|Bid||0.00 x 0|
|Ask||0.00 x 0|
|Day's Range||120.63 - 122.02|
|52 Week Range||101.16 - 126.54|
|PE Ratio (TTM)||N/A|
|Expense Ratio (net)||0.44%|
Overall, the industry has faced criticism of lower payouts, largely due to select banks’ stress-test failure in recent years. Citigroup (C) has been rewarding investors with dividends and repurchases as its profitability and margins have improved.
Banks (IYF) enjoyed a strong run in 2016 and 2017 helped by higher rates driving NIMs (net interest margins), expansion of asset management activity, higher inflows, strategic transaction advisory, and trading activity. EPS growth of 8% in 1Q18 can be helped by lower operating losses, higher net interest margins, and an expected pickup in credit offtake.
Wells Fargo (WFC) has seen its expenses rise in recent quarters on litigation accruals due to mortgage regulatory investigations, account sales practices, and other matters related to retail and corporate clients. Other banks (IYF) including Goldman Sachs (GS), JPMorgan Chase (JPM), and Bank of America (BAC) saw their spending rise in 4Q17 primarily due to higher compensation. Wells Fargo’s 4Q17 non-interest expense of $16.8 billion included operating losses of $3.5 billion, up from $1.3 billion in 3Q17.
The era of rate hikes since December 2015 has proven to be beneficial for commercial banks (IYF). Net interest margins have risen due to a difference between the cost of funds raised and money that was loaned. As rates steepen—with the federal funds rate at 1.5% and the Federal Reserve hinting at another three or four rate hikes in 2018—credit offtake can slow amid lower tax rates.
Along with other sector exchange traded funds, the Financial Select Sector SPDR (NYSEArca: XLF), the largest financial services ETF, has pulled back in recent days, but many market observers maintain the ...

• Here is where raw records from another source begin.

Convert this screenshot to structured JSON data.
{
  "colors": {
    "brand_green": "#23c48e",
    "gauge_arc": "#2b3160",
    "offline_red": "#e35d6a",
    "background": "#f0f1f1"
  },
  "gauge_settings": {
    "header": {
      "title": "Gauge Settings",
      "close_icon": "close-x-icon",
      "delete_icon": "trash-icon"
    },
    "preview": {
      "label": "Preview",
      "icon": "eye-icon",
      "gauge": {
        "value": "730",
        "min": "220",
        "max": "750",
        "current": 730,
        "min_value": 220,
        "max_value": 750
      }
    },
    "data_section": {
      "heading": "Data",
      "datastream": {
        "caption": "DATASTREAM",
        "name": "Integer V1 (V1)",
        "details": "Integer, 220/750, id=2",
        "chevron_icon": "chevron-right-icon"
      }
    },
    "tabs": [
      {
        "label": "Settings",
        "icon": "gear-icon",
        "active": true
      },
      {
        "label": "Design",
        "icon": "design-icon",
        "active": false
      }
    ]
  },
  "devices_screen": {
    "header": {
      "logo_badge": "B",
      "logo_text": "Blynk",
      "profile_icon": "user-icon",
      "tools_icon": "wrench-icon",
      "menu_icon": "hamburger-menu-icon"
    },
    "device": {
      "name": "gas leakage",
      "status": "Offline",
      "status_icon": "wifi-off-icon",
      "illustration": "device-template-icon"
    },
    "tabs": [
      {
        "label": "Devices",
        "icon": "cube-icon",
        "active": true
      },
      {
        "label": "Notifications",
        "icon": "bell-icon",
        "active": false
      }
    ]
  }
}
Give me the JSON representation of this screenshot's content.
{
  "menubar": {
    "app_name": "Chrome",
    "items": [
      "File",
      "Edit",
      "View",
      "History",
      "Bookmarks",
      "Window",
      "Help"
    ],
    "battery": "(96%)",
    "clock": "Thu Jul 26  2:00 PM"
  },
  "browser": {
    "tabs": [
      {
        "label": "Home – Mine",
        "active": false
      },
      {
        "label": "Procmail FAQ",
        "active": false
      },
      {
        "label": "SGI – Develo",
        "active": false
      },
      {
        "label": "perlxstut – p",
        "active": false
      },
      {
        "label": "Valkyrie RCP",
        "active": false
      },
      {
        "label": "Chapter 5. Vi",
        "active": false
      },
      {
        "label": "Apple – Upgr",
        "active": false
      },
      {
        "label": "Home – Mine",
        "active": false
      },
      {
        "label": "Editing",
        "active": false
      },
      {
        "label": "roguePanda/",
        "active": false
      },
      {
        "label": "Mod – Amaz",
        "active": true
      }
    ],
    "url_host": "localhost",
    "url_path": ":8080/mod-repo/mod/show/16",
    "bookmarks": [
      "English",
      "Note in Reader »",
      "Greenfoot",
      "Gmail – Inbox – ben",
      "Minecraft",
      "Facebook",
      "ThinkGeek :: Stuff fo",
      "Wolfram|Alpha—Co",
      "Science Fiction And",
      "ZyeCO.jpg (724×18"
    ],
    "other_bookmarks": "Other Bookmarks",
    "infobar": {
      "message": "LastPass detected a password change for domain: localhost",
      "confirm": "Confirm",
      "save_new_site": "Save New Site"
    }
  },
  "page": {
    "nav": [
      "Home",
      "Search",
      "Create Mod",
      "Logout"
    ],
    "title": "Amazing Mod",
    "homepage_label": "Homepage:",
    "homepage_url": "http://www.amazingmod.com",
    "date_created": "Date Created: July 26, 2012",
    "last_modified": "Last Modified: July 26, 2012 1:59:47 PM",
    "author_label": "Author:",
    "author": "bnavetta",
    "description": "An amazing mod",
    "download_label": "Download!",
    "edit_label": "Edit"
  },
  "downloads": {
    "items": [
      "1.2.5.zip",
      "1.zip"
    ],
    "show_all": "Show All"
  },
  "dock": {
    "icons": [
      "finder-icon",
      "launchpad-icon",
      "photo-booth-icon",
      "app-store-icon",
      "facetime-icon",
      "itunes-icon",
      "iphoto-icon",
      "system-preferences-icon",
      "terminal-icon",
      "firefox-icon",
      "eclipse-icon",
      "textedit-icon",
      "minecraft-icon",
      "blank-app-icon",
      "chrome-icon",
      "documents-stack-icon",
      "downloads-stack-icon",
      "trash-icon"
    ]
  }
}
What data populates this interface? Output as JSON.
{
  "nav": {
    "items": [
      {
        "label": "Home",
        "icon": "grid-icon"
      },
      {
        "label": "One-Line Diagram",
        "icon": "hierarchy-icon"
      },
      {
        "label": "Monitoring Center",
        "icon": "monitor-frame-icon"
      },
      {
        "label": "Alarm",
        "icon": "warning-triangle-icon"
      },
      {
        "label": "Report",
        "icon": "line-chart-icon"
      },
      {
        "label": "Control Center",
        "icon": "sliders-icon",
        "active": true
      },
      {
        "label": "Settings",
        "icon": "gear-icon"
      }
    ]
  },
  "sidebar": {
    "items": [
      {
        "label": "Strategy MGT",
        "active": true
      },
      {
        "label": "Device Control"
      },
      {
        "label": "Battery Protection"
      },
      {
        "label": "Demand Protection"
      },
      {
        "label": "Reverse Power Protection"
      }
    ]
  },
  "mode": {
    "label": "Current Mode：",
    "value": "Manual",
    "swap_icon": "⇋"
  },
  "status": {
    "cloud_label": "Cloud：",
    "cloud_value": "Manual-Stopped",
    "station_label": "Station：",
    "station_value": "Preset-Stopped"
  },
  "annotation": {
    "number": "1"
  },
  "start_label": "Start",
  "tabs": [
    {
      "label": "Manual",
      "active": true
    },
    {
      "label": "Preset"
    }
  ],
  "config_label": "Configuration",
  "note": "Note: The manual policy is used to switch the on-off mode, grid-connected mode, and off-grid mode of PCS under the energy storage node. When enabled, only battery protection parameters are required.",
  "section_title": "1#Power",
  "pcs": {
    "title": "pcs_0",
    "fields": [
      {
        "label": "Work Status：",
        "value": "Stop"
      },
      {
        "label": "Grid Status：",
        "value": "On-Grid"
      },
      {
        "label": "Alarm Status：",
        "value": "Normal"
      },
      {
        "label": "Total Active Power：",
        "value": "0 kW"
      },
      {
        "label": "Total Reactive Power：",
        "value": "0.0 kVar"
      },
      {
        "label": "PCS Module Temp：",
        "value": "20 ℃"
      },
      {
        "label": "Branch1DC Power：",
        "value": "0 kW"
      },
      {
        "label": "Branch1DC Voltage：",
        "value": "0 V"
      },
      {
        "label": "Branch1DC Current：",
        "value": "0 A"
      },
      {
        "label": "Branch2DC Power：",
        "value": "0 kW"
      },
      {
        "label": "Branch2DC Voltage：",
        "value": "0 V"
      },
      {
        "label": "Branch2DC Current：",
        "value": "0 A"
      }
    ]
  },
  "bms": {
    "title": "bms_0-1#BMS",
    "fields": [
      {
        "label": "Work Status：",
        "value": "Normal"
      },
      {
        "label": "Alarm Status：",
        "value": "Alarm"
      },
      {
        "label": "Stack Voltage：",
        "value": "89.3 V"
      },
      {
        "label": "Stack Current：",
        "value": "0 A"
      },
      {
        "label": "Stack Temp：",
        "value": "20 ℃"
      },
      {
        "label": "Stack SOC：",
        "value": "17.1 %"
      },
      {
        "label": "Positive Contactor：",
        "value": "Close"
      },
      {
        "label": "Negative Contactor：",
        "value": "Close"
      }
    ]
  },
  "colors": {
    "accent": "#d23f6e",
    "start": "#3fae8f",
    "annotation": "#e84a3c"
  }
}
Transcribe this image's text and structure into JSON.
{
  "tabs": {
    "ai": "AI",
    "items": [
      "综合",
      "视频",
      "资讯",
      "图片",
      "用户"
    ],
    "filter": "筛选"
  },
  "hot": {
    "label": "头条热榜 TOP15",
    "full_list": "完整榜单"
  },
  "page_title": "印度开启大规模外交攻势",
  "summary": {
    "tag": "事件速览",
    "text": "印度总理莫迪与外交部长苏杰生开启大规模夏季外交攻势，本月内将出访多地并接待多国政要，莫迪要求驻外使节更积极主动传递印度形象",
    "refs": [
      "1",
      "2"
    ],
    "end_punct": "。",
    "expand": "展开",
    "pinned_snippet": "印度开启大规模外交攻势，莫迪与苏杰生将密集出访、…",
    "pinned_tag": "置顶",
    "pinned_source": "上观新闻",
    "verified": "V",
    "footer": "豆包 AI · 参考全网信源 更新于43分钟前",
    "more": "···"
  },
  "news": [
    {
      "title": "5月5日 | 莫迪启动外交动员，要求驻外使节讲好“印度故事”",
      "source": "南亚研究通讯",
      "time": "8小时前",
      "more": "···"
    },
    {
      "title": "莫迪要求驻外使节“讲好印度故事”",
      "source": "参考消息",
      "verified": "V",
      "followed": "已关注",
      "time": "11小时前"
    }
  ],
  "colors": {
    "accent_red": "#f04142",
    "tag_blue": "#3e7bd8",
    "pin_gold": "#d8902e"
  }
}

Bank of America (BAC) has expanded its shareholder payouts since its stress test clearance in 2017. The bank grew its dividend by 60% to $0.12 in 4Q17 on a YoY (year-over-year) basis, which was in line with its strong growth in operating performance. Overall, the industry has paid out higher rewards to shareholders in the form of dividends and buybacks.
Banks have managed to get favorable ratings in recent quarters from Wall Street analysts, backed by rising rates, equity allocation, and investment banking revenues, and partially offset by the recent weakness in trading revenues. Among major bankers (IYF), Bank of America (BAC) seems to be a favorite. Twenty-two of the 30 analysts covering the stock have given it a “buy” or “strong buy” rating.
Financial stocks and sector-related exchange traded funds have underperformed early in 2017 but have recently been among the top performing areas of the U.S. equity market. “In the current economic environment, ...
This article was originally published on ETF Trends.com. The financial sector has mostly fallen behind other U.S. market segments over the years, but 2018 may be the year that financials-related ETFs finally ...
Banks (IYF) have enjoyed strong credit growth amid near-zero interest rates as leveraging and carry trade have been profitable.
NIMs (net interest margins) for commercial banks have grown at a faster pace over the past couple of years, resulting in higher net interest income.